[Source data]
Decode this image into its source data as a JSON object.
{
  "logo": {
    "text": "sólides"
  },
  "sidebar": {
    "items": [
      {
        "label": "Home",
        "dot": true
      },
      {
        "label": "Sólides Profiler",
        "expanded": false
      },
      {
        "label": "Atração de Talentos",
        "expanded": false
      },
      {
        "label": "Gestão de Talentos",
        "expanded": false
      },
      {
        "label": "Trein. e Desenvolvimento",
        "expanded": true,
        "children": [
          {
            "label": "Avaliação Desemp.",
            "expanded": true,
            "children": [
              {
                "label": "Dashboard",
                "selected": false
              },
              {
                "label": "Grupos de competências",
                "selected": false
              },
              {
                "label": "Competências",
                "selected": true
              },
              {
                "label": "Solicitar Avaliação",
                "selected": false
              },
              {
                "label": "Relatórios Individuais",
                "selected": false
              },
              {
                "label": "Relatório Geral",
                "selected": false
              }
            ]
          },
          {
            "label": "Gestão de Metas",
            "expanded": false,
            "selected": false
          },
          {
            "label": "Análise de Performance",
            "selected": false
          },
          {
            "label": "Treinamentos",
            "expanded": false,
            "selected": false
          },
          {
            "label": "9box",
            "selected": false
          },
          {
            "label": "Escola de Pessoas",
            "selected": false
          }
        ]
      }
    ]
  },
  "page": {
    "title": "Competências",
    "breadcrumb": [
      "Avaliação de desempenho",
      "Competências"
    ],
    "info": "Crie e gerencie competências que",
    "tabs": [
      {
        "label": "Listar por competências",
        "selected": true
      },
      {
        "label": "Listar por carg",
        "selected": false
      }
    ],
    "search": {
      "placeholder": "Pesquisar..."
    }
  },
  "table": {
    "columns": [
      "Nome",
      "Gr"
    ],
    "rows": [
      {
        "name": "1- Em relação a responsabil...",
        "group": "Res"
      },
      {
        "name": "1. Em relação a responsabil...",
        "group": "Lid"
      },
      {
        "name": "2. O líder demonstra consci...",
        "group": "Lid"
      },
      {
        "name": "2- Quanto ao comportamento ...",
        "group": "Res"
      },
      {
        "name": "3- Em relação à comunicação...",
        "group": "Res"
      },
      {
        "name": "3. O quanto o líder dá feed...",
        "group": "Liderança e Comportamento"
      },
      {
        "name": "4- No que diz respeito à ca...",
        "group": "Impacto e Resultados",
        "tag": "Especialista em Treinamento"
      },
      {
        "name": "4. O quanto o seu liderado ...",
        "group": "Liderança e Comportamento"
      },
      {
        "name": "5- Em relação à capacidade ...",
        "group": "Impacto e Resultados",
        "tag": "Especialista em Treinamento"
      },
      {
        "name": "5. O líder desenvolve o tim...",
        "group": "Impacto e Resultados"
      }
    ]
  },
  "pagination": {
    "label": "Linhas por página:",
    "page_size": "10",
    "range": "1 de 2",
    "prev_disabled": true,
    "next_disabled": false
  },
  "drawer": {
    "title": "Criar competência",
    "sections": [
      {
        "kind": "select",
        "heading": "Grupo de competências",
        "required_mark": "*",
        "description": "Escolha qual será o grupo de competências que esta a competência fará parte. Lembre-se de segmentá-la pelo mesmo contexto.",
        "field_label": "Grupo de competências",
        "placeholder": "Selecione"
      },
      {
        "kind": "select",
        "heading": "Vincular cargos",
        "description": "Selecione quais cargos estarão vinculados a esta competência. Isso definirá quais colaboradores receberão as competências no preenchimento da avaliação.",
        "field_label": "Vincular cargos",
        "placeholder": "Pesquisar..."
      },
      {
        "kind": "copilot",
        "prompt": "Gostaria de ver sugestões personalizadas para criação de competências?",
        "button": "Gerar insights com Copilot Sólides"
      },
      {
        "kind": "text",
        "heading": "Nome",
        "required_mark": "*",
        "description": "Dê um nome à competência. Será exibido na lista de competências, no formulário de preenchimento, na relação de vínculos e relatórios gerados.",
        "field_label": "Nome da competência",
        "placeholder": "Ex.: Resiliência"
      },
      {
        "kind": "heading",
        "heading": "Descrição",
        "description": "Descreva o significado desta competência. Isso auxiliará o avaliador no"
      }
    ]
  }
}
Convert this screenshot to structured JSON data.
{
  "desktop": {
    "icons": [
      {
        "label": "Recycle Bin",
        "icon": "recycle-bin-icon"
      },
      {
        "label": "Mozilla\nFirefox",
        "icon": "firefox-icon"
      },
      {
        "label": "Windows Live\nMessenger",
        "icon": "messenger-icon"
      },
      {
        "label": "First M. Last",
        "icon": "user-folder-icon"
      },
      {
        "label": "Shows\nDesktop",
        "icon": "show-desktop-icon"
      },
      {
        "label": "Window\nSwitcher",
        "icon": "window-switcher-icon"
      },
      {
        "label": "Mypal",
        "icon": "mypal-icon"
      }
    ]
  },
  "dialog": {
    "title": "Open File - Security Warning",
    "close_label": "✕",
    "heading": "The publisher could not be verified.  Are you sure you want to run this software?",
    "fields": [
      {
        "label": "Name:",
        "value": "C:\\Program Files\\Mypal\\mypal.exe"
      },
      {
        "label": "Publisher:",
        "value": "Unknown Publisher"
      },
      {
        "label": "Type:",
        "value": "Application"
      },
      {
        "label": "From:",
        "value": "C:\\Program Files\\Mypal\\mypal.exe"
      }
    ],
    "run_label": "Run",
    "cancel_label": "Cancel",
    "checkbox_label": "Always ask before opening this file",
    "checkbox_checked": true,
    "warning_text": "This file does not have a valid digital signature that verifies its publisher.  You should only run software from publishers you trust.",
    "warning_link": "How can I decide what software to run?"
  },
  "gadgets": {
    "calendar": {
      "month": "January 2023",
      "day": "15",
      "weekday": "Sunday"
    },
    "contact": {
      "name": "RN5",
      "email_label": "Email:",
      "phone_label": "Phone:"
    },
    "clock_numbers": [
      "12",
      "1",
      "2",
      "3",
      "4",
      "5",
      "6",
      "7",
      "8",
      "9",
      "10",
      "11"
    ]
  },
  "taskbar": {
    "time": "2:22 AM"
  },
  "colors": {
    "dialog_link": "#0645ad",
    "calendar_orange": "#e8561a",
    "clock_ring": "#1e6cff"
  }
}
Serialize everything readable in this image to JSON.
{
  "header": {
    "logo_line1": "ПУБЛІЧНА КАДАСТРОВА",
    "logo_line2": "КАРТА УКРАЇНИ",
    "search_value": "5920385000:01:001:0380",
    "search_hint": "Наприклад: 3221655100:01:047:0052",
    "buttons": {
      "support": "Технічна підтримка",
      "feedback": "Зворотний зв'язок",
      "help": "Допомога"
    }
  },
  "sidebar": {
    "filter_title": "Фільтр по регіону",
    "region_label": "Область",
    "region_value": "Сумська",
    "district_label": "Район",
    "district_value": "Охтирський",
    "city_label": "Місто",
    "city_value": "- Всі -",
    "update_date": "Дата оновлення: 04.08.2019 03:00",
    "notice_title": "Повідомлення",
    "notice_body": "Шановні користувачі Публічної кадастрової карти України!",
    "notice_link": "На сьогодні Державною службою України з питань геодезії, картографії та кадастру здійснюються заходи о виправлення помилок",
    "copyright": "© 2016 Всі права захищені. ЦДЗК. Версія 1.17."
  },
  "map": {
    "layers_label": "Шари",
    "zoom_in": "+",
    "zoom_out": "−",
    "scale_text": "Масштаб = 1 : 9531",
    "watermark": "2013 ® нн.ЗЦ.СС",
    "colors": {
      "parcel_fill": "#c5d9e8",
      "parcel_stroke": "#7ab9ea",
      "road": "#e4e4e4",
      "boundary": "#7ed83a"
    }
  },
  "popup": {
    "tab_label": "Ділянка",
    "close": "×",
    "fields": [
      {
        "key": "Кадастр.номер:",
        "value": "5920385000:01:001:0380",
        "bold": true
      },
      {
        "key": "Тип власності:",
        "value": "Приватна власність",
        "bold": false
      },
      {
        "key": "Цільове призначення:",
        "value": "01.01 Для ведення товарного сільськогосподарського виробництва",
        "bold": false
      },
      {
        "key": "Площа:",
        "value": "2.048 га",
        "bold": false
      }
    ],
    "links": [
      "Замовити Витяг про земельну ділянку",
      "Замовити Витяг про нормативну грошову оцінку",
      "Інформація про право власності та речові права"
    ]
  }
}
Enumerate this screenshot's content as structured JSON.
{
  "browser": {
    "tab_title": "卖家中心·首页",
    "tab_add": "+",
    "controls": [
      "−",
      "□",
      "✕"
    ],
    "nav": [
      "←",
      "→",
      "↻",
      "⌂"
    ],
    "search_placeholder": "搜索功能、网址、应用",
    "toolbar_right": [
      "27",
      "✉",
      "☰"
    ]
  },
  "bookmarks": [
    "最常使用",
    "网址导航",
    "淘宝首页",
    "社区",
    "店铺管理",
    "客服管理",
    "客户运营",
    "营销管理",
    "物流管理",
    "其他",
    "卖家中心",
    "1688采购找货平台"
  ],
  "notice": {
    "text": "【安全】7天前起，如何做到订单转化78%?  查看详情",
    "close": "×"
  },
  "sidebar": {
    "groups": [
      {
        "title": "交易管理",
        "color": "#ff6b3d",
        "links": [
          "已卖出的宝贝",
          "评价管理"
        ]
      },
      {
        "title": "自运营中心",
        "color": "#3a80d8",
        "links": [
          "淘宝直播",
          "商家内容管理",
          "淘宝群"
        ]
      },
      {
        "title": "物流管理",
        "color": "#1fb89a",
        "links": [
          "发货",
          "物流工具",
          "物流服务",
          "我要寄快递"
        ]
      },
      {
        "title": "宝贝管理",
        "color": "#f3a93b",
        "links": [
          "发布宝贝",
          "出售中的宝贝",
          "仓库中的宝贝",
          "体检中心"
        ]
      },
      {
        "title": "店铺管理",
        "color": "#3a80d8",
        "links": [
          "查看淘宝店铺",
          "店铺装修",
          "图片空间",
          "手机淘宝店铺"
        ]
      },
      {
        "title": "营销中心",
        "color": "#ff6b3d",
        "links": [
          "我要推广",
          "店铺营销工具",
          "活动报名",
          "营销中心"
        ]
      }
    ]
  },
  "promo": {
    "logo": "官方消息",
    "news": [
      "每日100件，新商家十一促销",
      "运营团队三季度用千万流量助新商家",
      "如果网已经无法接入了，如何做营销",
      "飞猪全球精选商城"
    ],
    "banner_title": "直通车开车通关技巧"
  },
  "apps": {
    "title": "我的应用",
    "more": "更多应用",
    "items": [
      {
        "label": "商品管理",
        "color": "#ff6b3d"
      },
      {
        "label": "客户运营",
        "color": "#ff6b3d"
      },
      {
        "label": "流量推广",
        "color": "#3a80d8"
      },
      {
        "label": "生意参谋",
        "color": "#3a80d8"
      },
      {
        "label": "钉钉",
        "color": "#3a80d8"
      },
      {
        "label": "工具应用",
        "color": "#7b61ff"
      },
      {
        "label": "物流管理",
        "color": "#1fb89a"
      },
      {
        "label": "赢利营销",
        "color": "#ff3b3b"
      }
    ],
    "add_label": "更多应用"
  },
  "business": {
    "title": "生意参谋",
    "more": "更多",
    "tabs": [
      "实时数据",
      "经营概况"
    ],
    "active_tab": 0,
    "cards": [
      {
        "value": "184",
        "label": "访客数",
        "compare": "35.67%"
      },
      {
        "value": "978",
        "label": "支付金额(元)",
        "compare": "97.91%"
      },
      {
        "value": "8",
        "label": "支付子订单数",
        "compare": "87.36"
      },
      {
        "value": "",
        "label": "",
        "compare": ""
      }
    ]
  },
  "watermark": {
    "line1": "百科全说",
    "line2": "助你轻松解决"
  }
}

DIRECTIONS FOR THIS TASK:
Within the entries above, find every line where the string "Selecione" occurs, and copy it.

THE COMPLETED TASK:
        "placeholder": "Selecione"
        "description": "Selecione quais cargos estarão vinculados a esta competência. Isso definirá quais colaboradores receberão as competências no preenchimento da avaliação.",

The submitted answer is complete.